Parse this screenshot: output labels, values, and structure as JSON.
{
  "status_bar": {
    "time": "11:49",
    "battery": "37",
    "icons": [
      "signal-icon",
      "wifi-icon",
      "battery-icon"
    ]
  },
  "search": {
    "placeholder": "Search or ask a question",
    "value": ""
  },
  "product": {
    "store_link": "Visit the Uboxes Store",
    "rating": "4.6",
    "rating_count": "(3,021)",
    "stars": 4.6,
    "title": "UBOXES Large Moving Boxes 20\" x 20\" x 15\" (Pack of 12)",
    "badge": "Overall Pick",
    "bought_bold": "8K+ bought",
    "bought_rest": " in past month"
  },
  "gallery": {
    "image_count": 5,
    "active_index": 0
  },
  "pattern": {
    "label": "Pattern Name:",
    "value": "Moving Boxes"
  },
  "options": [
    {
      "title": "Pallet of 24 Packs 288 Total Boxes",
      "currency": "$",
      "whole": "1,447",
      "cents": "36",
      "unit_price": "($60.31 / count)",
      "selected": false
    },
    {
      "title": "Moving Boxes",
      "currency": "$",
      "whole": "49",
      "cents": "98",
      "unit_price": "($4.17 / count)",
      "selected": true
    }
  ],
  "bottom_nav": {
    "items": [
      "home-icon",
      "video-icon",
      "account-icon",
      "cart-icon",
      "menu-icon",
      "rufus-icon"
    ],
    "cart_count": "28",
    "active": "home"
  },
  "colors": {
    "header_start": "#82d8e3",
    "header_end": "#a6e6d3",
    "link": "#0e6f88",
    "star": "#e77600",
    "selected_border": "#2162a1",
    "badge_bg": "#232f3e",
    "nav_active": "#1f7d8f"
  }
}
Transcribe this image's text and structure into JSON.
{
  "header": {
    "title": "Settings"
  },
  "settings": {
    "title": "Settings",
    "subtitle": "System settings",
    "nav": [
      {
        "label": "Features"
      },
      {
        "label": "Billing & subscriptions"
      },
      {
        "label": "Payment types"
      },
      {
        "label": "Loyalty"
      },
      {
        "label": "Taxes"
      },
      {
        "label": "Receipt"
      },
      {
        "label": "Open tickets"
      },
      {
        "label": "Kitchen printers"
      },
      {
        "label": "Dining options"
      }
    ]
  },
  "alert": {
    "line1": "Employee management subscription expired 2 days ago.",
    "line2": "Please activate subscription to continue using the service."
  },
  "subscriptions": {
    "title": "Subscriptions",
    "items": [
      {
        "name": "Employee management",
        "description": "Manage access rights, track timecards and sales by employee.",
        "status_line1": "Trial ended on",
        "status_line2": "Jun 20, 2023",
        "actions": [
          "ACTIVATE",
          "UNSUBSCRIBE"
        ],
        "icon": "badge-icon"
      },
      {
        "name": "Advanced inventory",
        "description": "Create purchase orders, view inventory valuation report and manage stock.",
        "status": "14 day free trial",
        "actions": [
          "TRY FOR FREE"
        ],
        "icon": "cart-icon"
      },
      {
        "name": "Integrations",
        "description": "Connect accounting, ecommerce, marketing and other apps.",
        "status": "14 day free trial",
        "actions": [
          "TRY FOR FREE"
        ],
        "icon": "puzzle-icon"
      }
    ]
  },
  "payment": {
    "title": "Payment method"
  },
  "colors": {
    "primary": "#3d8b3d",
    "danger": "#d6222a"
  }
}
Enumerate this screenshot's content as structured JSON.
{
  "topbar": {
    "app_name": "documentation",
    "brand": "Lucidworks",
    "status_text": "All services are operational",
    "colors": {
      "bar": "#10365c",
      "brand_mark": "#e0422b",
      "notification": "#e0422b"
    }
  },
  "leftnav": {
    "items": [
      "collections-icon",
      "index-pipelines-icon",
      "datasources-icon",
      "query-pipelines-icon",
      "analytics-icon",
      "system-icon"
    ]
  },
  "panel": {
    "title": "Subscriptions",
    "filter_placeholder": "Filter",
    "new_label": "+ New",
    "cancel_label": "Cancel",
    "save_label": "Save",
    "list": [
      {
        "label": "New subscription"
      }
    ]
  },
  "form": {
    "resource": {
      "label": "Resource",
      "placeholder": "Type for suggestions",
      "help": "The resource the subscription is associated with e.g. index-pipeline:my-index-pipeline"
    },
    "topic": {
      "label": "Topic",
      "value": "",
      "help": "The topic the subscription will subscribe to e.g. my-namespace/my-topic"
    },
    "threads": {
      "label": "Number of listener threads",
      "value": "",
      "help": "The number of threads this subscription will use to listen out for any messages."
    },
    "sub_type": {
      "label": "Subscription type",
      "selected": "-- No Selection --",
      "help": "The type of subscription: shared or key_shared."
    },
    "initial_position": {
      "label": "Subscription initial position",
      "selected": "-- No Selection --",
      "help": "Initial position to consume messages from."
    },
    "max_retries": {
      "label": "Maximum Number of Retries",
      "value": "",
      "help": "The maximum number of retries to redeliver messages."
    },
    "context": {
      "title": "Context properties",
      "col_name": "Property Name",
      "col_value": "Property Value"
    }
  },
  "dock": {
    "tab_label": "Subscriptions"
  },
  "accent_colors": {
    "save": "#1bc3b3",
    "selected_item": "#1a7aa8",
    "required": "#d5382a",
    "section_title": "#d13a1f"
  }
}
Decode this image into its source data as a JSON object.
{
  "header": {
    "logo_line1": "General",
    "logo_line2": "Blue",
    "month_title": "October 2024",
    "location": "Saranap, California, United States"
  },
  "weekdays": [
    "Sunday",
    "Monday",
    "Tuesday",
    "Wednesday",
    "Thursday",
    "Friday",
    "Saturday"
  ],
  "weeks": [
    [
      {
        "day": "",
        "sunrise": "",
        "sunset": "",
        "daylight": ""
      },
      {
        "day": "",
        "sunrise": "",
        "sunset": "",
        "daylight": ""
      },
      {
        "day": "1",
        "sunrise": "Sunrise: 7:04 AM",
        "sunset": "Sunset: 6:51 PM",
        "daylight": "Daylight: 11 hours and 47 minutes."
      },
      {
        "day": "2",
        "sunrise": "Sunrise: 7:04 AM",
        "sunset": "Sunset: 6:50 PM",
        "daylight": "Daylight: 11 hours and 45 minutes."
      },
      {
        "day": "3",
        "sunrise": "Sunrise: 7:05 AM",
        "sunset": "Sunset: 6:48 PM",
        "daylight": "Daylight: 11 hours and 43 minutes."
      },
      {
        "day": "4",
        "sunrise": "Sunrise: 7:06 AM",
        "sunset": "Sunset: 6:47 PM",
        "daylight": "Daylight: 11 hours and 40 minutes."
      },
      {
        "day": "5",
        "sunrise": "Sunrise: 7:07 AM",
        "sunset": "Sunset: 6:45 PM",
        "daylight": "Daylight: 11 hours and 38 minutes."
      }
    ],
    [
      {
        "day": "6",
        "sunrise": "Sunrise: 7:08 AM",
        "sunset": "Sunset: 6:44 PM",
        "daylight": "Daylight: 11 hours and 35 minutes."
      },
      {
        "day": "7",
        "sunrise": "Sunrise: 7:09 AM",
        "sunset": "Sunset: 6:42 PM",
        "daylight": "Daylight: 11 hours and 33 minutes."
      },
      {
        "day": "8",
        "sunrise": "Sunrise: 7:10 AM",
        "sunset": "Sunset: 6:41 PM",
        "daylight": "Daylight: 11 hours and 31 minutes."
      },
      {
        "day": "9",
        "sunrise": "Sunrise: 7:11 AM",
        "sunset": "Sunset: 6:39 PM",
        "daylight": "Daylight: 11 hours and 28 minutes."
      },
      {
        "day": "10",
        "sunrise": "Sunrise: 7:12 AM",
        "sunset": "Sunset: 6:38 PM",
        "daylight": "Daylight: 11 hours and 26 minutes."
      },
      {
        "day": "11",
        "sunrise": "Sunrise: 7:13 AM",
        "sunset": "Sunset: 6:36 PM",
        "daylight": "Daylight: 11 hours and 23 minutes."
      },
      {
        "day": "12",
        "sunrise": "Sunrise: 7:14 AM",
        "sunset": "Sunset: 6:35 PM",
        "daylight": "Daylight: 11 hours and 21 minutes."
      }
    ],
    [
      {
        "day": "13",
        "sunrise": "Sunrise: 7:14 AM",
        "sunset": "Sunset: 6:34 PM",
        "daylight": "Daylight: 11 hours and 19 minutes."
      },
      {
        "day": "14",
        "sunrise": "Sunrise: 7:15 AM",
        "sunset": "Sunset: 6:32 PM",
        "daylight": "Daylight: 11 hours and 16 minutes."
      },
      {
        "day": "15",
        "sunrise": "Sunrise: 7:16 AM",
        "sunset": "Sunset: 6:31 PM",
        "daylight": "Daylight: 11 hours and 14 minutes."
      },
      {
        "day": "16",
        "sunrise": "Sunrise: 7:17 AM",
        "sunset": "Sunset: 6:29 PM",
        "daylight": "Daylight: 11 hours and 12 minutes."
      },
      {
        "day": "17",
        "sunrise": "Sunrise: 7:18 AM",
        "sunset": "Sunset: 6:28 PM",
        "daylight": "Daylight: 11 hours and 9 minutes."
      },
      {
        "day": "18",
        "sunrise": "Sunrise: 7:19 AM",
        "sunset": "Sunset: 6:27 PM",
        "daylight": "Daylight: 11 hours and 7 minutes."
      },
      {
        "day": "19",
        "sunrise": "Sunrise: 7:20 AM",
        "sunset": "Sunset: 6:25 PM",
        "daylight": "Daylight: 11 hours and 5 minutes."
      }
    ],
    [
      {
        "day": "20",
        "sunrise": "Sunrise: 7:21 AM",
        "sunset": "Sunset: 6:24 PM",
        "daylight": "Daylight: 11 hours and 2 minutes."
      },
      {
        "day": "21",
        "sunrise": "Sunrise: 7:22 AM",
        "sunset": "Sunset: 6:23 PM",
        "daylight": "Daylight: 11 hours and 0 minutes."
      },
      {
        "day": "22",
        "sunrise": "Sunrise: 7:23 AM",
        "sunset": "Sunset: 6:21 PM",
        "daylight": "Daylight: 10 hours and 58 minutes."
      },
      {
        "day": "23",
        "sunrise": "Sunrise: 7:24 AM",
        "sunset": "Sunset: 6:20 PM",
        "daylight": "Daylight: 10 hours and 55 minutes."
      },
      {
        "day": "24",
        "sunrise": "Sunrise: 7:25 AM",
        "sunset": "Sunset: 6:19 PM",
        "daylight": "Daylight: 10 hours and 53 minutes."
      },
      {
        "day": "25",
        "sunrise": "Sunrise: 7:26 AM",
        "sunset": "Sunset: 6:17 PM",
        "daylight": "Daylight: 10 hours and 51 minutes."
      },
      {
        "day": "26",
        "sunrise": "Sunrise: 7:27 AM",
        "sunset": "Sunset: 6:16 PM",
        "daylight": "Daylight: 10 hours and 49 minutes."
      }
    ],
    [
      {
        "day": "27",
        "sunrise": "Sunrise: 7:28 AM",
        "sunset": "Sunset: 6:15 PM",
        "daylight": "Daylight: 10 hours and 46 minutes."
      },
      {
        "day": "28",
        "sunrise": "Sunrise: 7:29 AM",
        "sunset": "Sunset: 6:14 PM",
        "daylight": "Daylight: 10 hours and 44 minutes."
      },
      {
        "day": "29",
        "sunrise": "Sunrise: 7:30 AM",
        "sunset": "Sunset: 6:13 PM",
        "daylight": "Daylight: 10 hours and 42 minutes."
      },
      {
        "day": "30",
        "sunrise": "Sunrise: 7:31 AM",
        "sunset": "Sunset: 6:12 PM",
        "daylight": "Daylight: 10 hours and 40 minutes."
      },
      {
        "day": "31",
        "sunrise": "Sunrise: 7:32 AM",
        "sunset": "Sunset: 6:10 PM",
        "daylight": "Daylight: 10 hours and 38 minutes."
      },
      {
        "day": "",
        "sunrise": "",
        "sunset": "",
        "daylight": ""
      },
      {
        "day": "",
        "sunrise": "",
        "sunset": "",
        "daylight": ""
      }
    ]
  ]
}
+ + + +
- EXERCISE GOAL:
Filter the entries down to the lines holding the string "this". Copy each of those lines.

- SOLUTION TO THE EXERCISE:
Parse this screenshot: output labels, values, and structure as JSON.
Transcribe this image's text and structure into JSON.
Enumerate this screenshot's content as structured JSON.
      "help": "The number of threads this subscription will use to listen out for any messages."
Decode this image into its source data as a JSON object.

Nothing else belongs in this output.